The outer leaflet of the outer membrane of the gram-negative bacterial cell envelope is built of lipopolysaccharide (LPS). The LPS consists of three distinct structural regions; a rather conserved lipid A, a more variable core oligosaccharide (OS), and an even more variable O-antigen polysaccharide (OPS). These regions are known to play important roles in interacting with the defense mechanisms of the host cells. In addition LPS, as well as capsular polysaccharides (CPS) and bacterial extracellular polysaccharides (EPS) are essential for protecting bacteria from environmental stress and in symbiotic interactions.

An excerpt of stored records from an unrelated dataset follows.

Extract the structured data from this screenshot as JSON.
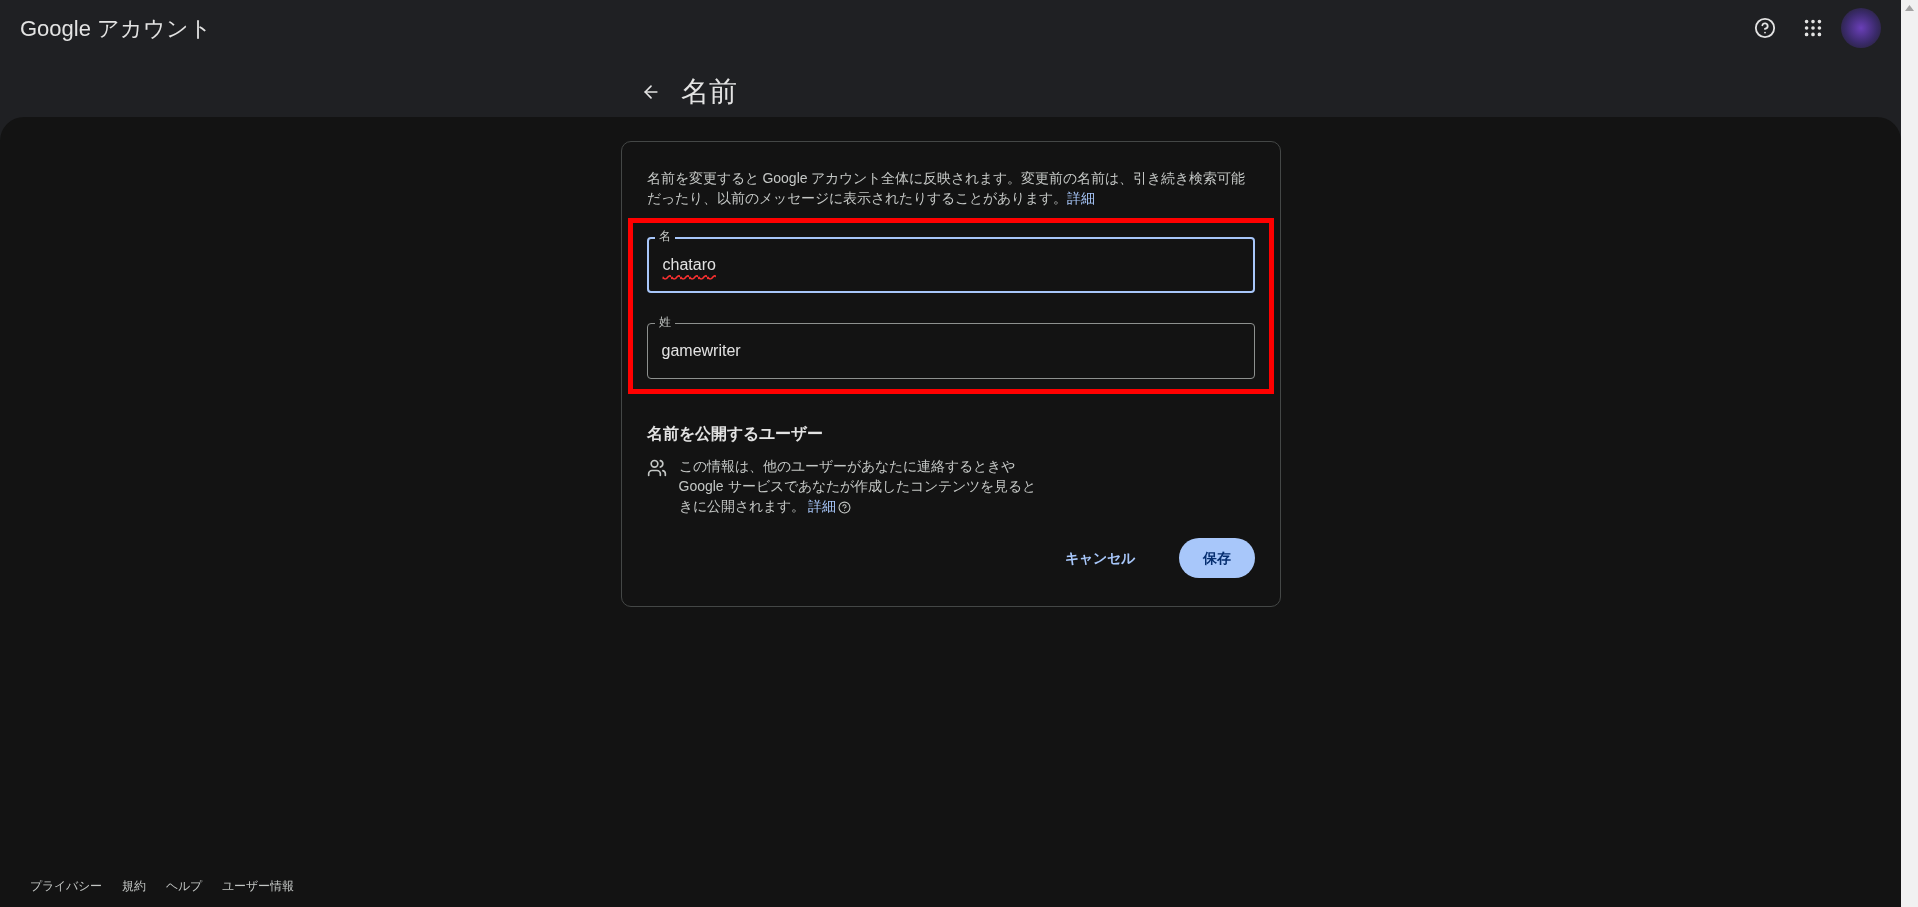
{
  "header": {
    "logo": "Google",
    "product": "アカウント"
  },
  "page": {
    "title": "名前"
  },
  "card": {
    "intro": "名前を変更すると Google アカウント全体に反映されます。変更前の名前は、引き続き検索可能だったり、以前のメッセージに表示されたりすることがあります。",
    "intro_link": "詳細",
    "fields": [
      {
        "label": "名",
        "value": "chataro",
        "focused": true,
        "misspelled": true
      },
      {
        "label": "姓",
        "value": "gamewriter",
        "focused": false,
        "misspelled": false
      }
    ],
    "visibility": {
      "heading": "名前を公開するユーザー",
      "text": "この情報は、他のユーザーがあなたに連絡するときや Google サービスであなたが作成したコンテンツを見るときに公開されます。",
      "link": "詳細"
    },
    "buttons": [
      {
        "label": "キャンセル",
        "kind": "text"
      },
      {
        "label": "保存",
        "kind": "filled"
      }
    ]
  },
  "footer": [
    "プライバシー",
    "規約",
    "ヘルプ",
    "ユーザー情報"
  ]
}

Determination of chemical and structural properties of these glycan and glycolipid macromolecules is critical in understanding the mechanisms of the host-microbe interactions and, in the case of pathogenic bacteria, in searching for good vaccine candidates. Through past years of my work I was involved in studies on LPS or lipid A from pathogenic, Pseudomonas aeruginosa, Neisseria meningitidis, Neisseria gonorrhoeae, Francisella novicida, Fancisella tularensis, Moraxella catharrhalis, Yersinia pestis, Yersinia enterocolitica, Bulkholderia multivorans, Helicobacter pylori, Campylobacter jejuni, Xyllela fastidiosa, Rimerella antipestifer, Granulibacter bethesdensis and nitrogen fixing Rhizobium leguminosarum, Rhizobium galegae, Sinorhizobium meliloti, Rhizobium etli, Mesorhizobium loti, Herbaspirillum seropedicae, and on peptidoglycan in Micrococcus lutes and Neisseria sp.
My current research projects involve studies on structural and biological properties of Mesorhizobium loti EPS, roles of polysaccharides in biofilm formation, in pathogenic Campylobacter jejuni and Helicobacter pylori, and biochemical studies on lipopolysaccharide of Bradyrhizobium japonicum and its role in legume symbiosis.
These studies utilize various techniques used in biochemistry and microbiology laboratories and analytical techniques, particularly chromatography and mass spectrometry (GPC, GLC-MS, CI-MS, HPLC, TLC, ESI-MS, MALDI-TOF and TOF-TOF MS) and NMR spectroscopy.